[Dataset rows for apps and sites]
☆ ☆ ☆ ☆ ☆

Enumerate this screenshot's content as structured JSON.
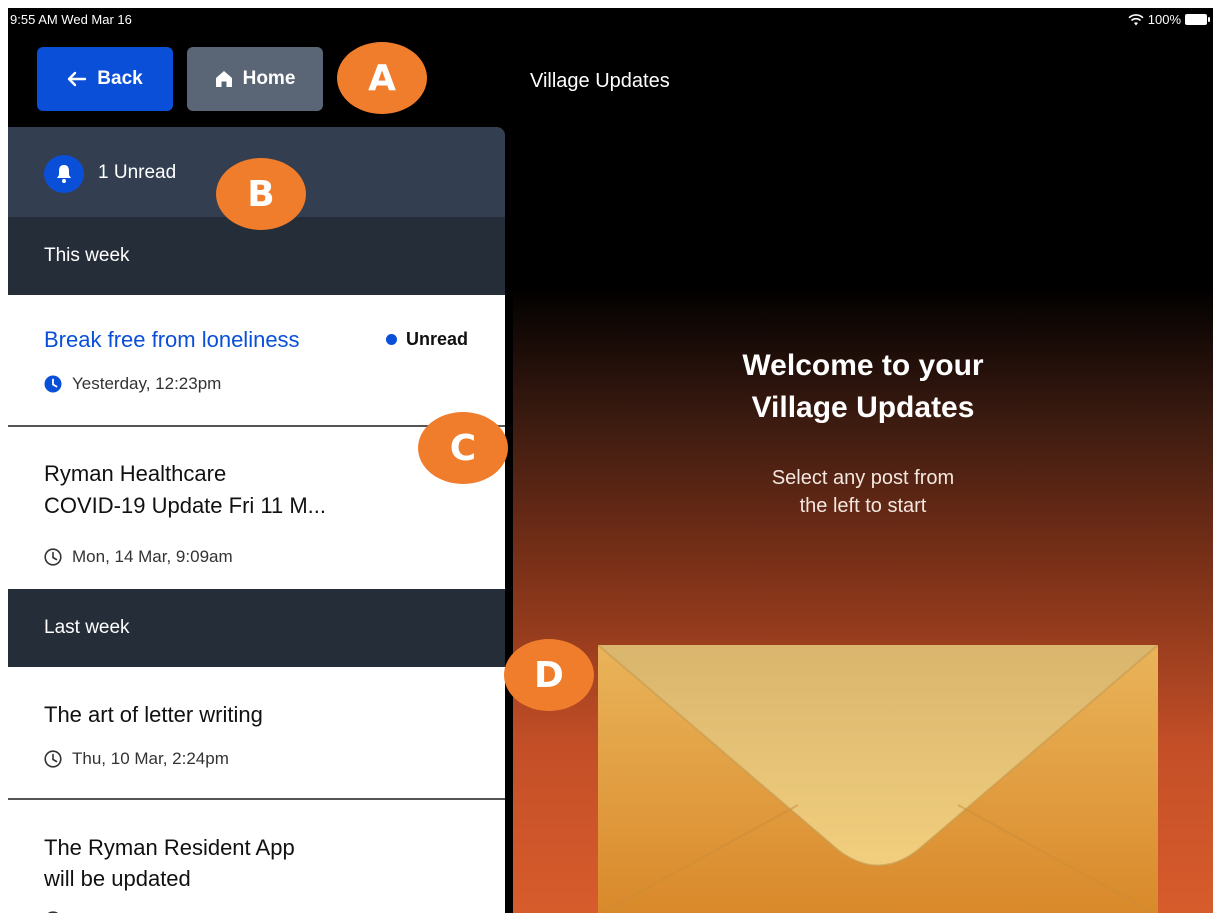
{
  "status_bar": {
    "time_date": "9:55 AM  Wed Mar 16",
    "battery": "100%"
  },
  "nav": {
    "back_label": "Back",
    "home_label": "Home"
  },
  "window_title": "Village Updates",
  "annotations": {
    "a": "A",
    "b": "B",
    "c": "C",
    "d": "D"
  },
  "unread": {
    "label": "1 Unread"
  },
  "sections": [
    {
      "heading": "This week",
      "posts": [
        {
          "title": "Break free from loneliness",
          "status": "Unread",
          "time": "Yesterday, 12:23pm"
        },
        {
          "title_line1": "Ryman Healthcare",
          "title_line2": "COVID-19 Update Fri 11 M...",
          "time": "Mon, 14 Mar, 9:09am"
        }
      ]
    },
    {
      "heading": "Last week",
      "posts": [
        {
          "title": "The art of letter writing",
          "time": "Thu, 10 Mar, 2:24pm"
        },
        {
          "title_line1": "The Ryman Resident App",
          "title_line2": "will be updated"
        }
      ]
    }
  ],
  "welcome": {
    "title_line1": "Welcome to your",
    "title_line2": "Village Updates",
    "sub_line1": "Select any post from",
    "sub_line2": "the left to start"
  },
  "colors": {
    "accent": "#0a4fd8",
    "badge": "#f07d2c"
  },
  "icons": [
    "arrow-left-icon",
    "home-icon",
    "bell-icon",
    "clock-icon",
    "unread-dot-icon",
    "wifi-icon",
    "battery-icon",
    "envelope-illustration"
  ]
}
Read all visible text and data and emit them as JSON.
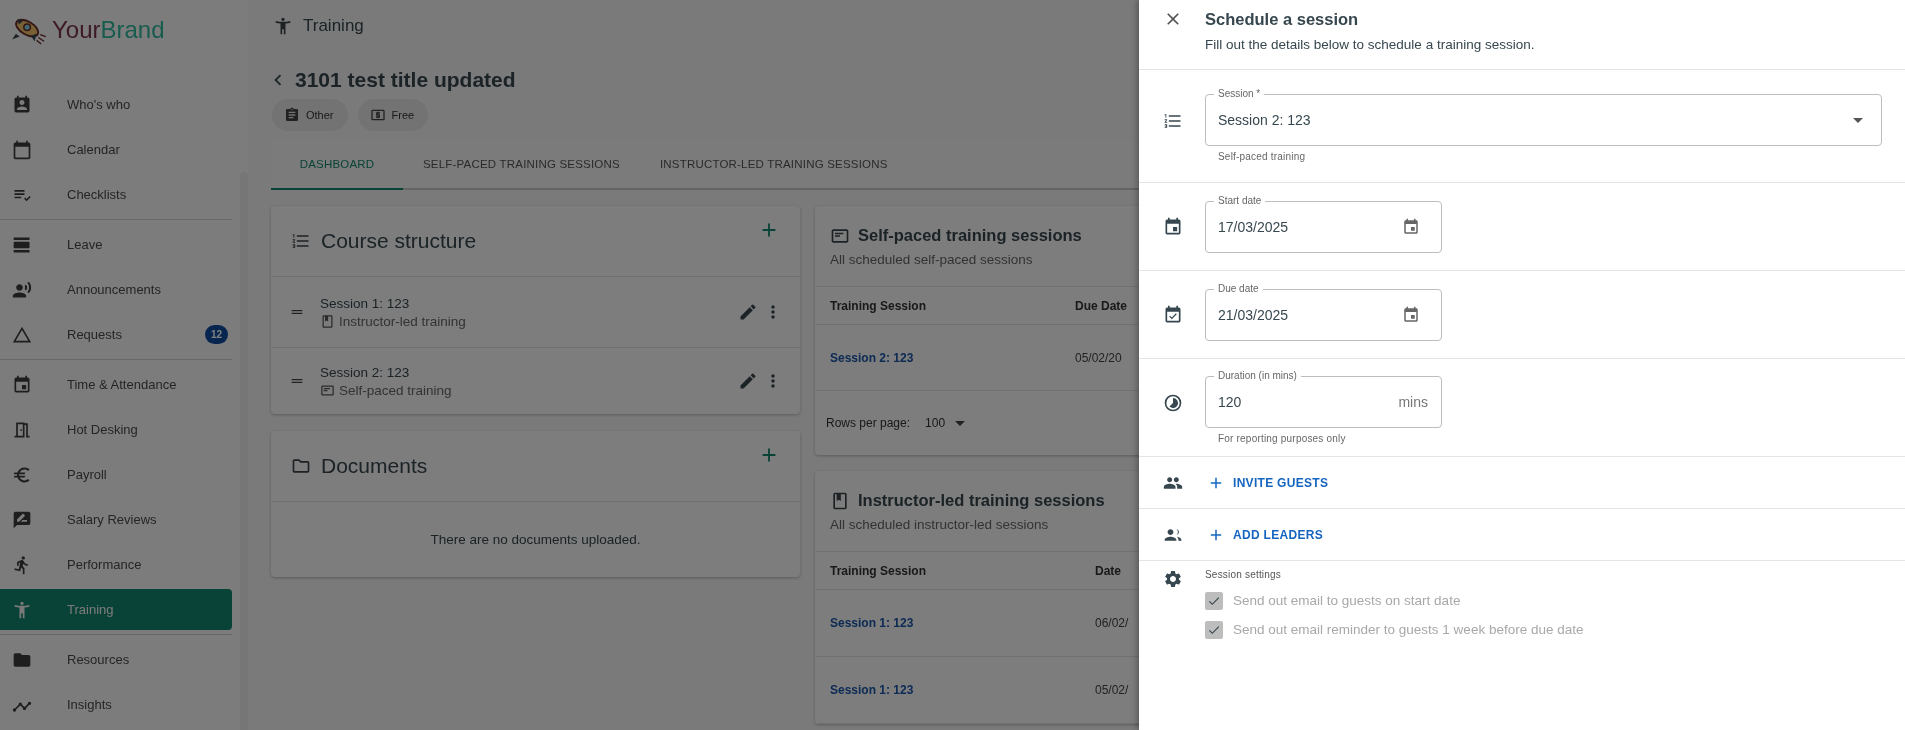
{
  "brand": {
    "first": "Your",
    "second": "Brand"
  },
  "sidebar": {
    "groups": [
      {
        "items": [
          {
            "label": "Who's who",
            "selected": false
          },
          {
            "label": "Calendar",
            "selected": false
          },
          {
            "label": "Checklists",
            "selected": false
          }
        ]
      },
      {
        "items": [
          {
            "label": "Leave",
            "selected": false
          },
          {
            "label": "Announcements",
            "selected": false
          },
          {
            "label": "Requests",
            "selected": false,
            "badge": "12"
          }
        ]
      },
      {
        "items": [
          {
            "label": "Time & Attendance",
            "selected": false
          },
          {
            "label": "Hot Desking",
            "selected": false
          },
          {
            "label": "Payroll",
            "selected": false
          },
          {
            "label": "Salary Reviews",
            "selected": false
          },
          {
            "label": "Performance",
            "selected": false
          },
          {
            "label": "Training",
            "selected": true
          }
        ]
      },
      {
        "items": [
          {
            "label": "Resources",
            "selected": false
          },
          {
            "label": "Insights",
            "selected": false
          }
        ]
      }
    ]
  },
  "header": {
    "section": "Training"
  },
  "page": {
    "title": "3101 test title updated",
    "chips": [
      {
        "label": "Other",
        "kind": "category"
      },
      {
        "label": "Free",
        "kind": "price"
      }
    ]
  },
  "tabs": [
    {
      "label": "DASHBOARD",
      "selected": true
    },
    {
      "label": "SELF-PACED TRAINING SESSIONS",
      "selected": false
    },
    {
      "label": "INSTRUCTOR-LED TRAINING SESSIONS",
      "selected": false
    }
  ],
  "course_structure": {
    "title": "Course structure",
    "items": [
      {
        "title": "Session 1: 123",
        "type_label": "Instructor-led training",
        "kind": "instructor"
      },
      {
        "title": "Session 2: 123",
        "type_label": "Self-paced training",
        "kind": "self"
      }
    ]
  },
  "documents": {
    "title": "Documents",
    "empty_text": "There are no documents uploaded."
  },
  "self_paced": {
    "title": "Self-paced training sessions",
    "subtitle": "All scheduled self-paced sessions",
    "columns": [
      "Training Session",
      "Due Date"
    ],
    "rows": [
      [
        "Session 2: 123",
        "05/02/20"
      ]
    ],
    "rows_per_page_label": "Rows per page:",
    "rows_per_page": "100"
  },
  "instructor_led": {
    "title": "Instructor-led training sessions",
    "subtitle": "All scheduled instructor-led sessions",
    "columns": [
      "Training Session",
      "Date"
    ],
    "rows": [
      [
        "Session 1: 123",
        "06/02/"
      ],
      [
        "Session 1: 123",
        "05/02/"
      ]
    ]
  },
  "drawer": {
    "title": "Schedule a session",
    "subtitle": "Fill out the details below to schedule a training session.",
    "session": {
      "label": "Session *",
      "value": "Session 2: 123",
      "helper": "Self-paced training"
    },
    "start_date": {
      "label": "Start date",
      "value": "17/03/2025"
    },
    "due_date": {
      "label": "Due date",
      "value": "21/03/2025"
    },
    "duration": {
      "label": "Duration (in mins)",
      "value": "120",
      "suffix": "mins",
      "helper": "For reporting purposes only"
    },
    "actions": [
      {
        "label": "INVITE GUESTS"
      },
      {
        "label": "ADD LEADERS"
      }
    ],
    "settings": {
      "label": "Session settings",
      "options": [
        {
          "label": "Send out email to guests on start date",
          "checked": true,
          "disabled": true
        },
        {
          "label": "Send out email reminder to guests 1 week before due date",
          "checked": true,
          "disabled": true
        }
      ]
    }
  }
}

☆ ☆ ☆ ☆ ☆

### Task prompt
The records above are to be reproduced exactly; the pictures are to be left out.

### Exercise output
Enumerate this screenshot's content as structured JSON.
{
  "status_bar": {
    "time_date": "9:55 AM  Wed Mar 16",
    "battery": "100%"
  },
  "nav": {
    "back_label": "Back",
    "home_label": "Home"
  },
  "window_title": "Village Updates",
  "annotations": {
    "a": "A",
    "b": "B",
    "c": "C",
    "d": "D"
  },
  "unread": {
    "label": "1 Unread"
  },
  "sections": [
    {
      "heading": "This week",
      "posts": [
        {
          "title": "Break free from loneliness",
          "status": "Unread",
          "time": "Yesterday, 12:23pm"
        },
        {
          "title_line1": "Ryman Healthcare",
          "title_line2": "COVID-19 Update Fri 11 M...",
          "time": "Mon, 14 Mar, 9:09am"
        }
      ]
    },
    {
      "heading": "Last week",
      "posts": [
        {
          "title": "The art of letter writing",
          "time": "Thu, 10 Mar, 2:24pm"
        },
        {
          "title_line1": "The Ryman Resident App",
          "title_line2": "will be updated"
        }
      ]
    }
  ],
  "welcome": {
    "title_line1": "Welcome to your",
    "title_line2": "Village Updates",
    "sub_line1": "Select any post from",
    "sub_line2": "the left to start"
  },
  "colors": {
    "accent": "#0a4fd8",
    "badge": "#f07d2c"
  },
  "icons": [
    "arrow-left-icon",
    "home-icon",
    "bell-icon",
    "clock-icon",
    "unread-dot-icon",
    "wifi-icon",
    "battery-icon",
    "envelope-illustration"
  ]
}
Read all visible text and data and emit them as JSON.
{
  "brand": {
    "first": "Your",
    "second": "Brand"
  },
  "sidebar": {
    "groups": [
      {
        "items": [
          {
            "label": "Who's who",
            "selected": false
          },
          {
            "label": "Calendar",
            "selected": false
          },
          {
            "label": "Checklists",
            "selected": false
          }
        ]
      },
      {
        "items": [
          {
            "label": "Leave",
            "selected": false
          },
          {
            "label": "Announcements",
            "selected": false
          },
          {
            "label": "Requests",
            "selected": false,
            "badge": "12"
          }
        ]
      },
      {
        "items": [
          {
            "label": "Time & Attendance",
            "selected": false
          },
          {
            "label": "Hot Desking",
            "selected": false
          },
          {
            "label": "Payroll",
            "selected": false
          },
          {
            "label": "Salary Reviews",
            "selected": false
          },
          {
            "label": "Performance",
            "selected": false
          },
          {
            "label": "Training",
            "selected": true
          }
        ]
      },
      {
        "items": [
          {
            "label": "Resources",
            "selected": false
          },
          {
            "label": "Insights",
            "selected": false
          }
        ]
      }
    ]
  },
  "header": {
    "section": "Training"
  },
  "page": {
    "title": "3101 test title updated",
    "chips": [
      {
        "label": "Other",
        "kind": "category"
      },
      {
        "label": "Free",
        "kind": "price"
      }
    ]
  },
  "tabs": [
    {
      "label": "DASHBOARD",
      "selected": true
    },
    {
      "label": "SELF-PACED TRAINING SESSIONS",
      "selected": false
    },
    {
      "label": "INSTRUCTOR-LED TRAINING SESSIONS",
      "selected": false
    }
  ],
  "course_structure": {
    "title": "Course structure",
    "items": [
      {
        "title": "Session 1: 123",
        "type_label": "Instructor-led training",
        "kind": "instructor"
      },
      {
        "title": "Session 2: 123",
        "type_label": "Self-paced training",
        "kind": "self"
      }
    ]
  },
  "documents": {
    "title": "Documents",
    "empty_text": "There are no documents uploaded."
  },
  "self_paced": {
    "title": "Self-paced training sessions",
    "subtitle": "All scheduled self-paced sessions",
    "columns": [
      "Training Session",
      "Due Date"
    ],
    "rows": [
      [
        "Session 2: 123",
        "05/02/20"
      ]
    ],
    "rows_per_page_label": "Rows per page:",
    "rows_per_page": "100"
  },
  "instructor_led": {
    "title": "Instructor-led training sessions",
    "subtitle": "All scheduled instructor-led sessions",
    "columns": [
      "Training Session",
      "Date"
    ],
    "rows": [
      [
        "Session 1: 123",
        "06/02/"
      ],
      [
        "Session 1: 123",
        "05/02/"
      ]
    ]
  },
  "drawer": {
    "title": "Schedule a session",
    "subtitle": "Fill out the details below to schedule a training session.",
    "session": {
      "label": "Session *",
      "value": "Session 2: 123",
      "helper": "Self-paced training"
    },
    "start_date": {
      "label": "Start date",
      "value": "17/03/2025"
    },
    "due_date": {
      "label": "Due date",
      "value": "21/03/2025"
    },
    "duration": {
      "label": "Duration (in mins)",
      "value": "120",
      "suffix": "mins",
      "helper": "For reporting purposes only"
    },
    "actions": [
      {
        "label": "INVITE GUESTS"
      },
      {
        "label": "ADD LEADERS"
      }
    ],
    "settings": {
      "label": "Session settings",
      "options": [
        {
          "label": "Send out email to guests on start date",
          "checked": true,
          "disabled": true
        },
        {
          "label": "Send out email reminder to guests 1 week before due date",
          "checked": true,
          "disabled": true
        }
      ]
    }
  }
}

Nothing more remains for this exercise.